Second, they are "never fail" weapons that are sturdy and pack a punch. They can break, but it's rare and it's usually just a matter of replacing a firing pin, or a spring in the feed system, something minor. Once upon a time, Mauser ammo was really cheap, if you stuck to the 8mm Mauser versions, which I did. There are a lot of 7mm Mausers out there, primarily guns that were contracted for by Central and South American countries. Argentina even made up it's own round and had contract rifles built chambered for that. I haven't bought any of those, trying to focus my collecting on the 8mm versions.
8mm Mauser is available commercially, there's plenty of brass available for it, and there is still some Romanian and Czech surplus on the market. For a brief period Turkish 8mm surplus, in bandoleers, in cans, in the wooden case was available, 1400 rounds to a wooden case, and you can bet old watashiwa stocked up on that stuff. Yes, indeed.
The Turks had thousands of Model 1903 Mausers built for themselves by Ludwig Lowe of Germany , and later, during a rebuilding program in the 1930's and early 1940's, these guns were converted to 8mm Mauser. In the late 1990's they were dirt cheap. Great shooters, in great condition, but according to the mores of collectors in those days, not collectible because they had been "altered."
The 1903 was an improved and simplified version of the famous Gewehr 1898. How could you go wrong?
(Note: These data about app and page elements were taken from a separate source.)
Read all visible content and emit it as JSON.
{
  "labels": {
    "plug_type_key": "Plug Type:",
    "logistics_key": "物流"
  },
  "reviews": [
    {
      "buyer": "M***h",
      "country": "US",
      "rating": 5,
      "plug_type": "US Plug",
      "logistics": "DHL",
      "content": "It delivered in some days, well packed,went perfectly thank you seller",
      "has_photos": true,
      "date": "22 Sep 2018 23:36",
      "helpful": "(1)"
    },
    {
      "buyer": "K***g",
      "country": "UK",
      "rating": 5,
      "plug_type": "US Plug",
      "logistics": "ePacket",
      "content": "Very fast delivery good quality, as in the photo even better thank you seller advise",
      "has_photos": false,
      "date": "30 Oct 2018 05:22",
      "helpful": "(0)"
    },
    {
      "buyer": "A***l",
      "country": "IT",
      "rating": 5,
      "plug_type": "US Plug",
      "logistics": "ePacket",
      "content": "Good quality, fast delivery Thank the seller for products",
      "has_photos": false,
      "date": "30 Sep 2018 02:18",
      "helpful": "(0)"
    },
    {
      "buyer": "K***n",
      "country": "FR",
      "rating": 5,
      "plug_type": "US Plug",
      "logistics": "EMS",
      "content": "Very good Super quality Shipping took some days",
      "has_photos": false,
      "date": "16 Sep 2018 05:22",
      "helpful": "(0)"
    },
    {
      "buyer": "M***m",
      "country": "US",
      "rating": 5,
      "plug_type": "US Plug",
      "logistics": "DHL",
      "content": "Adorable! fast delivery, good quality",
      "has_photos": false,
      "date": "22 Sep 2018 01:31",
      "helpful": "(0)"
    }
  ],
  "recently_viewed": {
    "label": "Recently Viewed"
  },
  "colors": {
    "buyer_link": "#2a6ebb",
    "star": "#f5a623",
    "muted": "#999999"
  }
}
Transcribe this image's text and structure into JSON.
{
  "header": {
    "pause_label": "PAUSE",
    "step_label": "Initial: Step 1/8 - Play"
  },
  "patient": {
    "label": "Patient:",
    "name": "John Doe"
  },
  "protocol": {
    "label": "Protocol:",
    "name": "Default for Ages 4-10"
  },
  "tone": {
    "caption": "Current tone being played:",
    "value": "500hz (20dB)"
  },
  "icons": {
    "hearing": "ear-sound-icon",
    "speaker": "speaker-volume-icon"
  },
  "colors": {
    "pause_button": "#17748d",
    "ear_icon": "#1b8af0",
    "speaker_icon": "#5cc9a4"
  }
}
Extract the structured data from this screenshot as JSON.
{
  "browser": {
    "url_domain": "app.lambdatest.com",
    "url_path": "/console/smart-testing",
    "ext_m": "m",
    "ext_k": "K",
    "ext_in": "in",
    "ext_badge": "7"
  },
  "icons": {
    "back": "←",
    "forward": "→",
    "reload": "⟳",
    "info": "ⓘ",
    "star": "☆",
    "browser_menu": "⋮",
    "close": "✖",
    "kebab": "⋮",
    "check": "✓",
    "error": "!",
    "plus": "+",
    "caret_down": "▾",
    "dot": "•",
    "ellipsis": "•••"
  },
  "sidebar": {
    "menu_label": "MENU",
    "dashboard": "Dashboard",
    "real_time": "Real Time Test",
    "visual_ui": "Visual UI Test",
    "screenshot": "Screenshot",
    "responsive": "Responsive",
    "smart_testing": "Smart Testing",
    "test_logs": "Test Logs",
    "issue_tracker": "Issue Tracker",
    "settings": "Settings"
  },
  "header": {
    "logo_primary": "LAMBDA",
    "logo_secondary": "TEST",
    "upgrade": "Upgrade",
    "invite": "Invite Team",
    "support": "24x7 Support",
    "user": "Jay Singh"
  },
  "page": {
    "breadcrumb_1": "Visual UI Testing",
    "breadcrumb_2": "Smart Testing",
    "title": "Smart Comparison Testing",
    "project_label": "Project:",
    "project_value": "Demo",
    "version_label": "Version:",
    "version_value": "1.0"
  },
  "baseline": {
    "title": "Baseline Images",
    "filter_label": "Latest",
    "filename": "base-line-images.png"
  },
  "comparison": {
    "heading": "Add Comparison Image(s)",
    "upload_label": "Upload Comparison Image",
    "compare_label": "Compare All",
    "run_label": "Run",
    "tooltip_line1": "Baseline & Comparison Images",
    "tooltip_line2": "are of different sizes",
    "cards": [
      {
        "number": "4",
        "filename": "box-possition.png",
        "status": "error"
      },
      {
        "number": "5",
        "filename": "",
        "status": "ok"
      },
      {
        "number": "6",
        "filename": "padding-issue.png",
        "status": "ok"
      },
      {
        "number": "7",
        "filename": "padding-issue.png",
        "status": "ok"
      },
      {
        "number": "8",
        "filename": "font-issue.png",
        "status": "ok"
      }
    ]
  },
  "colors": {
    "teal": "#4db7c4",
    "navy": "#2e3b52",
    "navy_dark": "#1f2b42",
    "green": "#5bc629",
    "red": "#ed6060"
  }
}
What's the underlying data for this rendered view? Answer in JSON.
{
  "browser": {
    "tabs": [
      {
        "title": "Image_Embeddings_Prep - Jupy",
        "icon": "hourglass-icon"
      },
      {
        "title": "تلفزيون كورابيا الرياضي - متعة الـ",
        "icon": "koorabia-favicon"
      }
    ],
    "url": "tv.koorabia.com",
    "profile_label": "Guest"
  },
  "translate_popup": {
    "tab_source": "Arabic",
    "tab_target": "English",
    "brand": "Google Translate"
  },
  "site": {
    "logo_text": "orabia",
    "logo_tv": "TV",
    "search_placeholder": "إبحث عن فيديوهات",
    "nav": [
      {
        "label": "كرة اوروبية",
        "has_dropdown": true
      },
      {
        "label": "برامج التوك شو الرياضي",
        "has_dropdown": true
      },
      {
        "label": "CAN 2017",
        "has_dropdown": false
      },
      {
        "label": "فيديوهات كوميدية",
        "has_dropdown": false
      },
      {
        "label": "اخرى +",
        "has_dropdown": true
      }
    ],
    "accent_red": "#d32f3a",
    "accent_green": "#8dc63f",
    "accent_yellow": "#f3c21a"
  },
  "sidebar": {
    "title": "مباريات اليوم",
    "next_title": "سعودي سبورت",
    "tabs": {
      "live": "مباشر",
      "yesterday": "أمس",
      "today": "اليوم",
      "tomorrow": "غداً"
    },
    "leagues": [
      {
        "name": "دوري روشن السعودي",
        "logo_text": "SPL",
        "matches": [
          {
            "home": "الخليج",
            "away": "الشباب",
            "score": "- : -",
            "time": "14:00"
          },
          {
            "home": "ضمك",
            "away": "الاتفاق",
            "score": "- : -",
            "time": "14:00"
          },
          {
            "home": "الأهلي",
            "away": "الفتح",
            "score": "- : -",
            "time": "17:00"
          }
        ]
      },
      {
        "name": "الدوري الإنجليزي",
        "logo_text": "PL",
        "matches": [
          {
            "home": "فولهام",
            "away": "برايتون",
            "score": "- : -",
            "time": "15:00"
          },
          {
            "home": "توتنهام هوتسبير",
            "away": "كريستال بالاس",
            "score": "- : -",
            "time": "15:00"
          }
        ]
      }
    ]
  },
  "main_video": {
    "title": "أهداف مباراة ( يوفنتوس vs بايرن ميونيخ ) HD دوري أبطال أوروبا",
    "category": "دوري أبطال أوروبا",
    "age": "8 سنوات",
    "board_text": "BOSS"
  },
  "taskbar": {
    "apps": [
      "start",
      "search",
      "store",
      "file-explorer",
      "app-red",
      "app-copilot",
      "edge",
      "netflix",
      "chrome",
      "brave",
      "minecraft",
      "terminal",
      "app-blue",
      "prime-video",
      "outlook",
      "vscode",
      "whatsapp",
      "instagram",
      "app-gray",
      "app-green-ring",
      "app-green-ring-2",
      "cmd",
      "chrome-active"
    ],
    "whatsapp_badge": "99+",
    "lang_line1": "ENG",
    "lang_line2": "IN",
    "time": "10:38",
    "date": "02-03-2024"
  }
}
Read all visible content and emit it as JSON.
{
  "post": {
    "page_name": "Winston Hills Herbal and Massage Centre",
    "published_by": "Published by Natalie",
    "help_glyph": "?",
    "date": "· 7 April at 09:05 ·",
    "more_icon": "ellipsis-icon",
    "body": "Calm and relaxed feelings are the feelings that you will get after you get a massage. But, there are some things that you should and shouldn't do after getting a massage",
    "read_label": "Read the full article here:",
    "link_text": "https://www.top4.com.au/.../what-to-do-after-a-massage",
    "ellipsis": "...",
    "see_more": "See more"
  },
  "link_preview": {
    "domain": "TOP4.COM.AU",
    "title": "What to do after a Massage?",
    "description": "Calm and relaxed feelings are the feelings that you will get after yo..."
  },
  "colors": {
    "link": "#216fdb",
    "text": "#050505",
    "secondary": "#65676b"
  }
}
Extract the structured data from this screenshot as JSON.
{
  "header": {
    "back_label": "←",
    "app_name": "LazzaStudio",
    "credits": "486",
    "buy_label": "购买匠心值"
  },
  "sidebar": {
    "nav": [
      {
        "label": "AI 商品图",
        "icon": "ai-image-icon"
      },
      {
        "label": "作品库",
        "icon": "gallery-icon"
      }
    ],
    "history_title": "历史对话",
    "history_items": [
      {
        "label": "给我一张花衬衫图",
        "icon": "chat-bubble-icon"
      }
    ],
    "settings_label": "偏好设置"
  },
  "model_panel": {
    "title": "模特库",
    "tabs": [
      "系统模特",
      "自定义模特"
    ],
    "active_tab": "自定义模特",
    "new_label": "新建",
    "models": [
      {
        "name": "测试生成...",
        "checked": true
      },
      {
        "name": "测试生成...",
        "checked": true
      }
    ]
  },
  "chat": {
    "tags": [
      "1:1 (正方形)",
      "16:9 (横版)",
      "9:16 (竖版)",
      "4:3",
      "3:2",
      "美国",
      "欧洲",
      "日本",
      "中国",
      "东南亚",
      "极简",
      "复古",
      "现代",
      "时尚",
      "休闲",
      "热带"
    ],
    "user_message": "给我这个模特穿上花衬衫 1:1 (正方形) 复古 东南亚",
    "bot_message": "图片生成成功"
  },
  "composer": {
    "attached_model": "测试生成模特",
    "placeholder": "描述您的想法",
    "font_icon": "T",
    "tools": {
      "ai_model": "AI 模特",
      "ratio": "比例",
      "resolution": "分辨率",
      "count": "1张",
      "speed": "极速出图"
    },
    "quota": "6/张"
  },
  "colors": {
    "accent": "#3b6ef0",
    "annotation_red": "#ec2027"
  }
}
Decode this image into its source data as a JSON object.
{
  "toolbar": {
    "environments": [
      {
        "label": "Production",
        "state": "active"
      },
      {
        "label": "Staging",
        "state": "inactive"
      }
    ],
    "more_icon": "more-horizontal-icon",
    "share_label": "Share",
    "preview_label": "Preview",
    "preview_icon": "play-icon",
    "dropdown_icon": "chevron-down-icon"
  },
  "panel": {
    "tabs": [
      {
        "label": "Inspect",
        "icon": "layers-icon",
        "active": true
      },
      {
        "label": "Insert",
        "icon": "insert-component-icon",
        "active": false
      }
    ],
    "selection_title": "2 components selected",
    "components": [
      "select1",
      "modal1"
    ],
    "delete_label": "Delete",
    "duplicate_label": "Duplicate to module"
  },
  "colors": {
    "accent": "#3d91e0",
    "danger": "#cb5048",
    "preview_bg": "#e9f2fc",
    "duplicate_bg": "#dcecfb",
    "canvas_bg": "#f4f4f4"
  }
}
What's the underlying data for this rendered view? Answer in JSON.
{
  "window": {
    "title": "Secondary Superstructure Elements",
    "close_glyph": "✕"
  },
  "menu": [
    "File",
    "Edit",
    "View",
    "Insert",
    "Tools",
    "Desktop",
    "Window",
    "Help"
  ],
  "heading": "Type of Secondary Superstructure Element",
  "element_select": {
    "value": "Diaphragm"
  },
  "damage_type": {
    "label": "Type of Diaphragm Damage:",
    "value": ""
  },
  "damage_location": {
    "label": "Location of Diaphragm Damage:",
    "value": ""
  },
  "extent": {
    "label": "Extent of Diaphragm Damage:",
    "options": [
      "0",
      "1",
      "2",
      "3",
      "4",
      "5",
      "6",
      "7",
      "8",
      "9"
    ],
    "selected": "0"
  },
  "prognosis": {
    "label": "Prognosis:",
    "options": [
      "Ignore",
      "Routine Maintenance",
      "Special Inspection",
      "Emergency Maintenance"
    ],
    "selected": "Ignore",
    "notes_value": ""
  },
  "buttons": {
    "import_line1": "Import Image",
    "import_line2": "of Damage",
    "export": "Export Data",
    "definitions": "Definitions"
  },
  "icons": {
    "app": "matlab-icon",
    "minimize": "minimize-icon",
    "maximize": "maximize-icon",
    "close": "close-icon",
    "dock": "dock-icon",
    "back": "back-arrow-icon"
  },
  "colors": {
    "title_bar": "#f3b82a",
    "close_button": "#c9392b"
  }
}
There's another good thing about Turkish Mausers. The Turks were very adamant about taking care of the weapons. Good rifles cost money, and the Turks didn't have an abundance of it. When they paid cash for something, be it a tank or a radio or a rifle, they took care of it. I can remember working on Turkish bases, and seeing huge motor pool lots filled with immaculately maintained World War II era Jeeps, trucks and weapons carriers they got from us. I mean, show room floor condition. I also saw these Mausers, particularly at Air Force bases, in the hands of the sentries. So the Turks bought them in 1903, and they were still in use with second line units in the early 1980's! How's that for being frugal? All of my Turkish Mausers are in very good to excellent condition. When I was buying them, I invariably paid the "hand pick" fee and I got my money's worth.
I spent some time rearranging in a couple of the store rooms and out in the shop. When the good weather comes, it's time to get everything squared away. Over the long, dreary winter supplies and equipment tend to get stacked where there is space, but I get it right when the weather lightens up.
There's still more to do, but I have plenty of time to do it.
Ragnar is still spending all his time sleeping. My wife says people do that after a major surgery. He is eating and drinking though, so I'm hoping he will regain his energy.
|Ragnar in happier times.|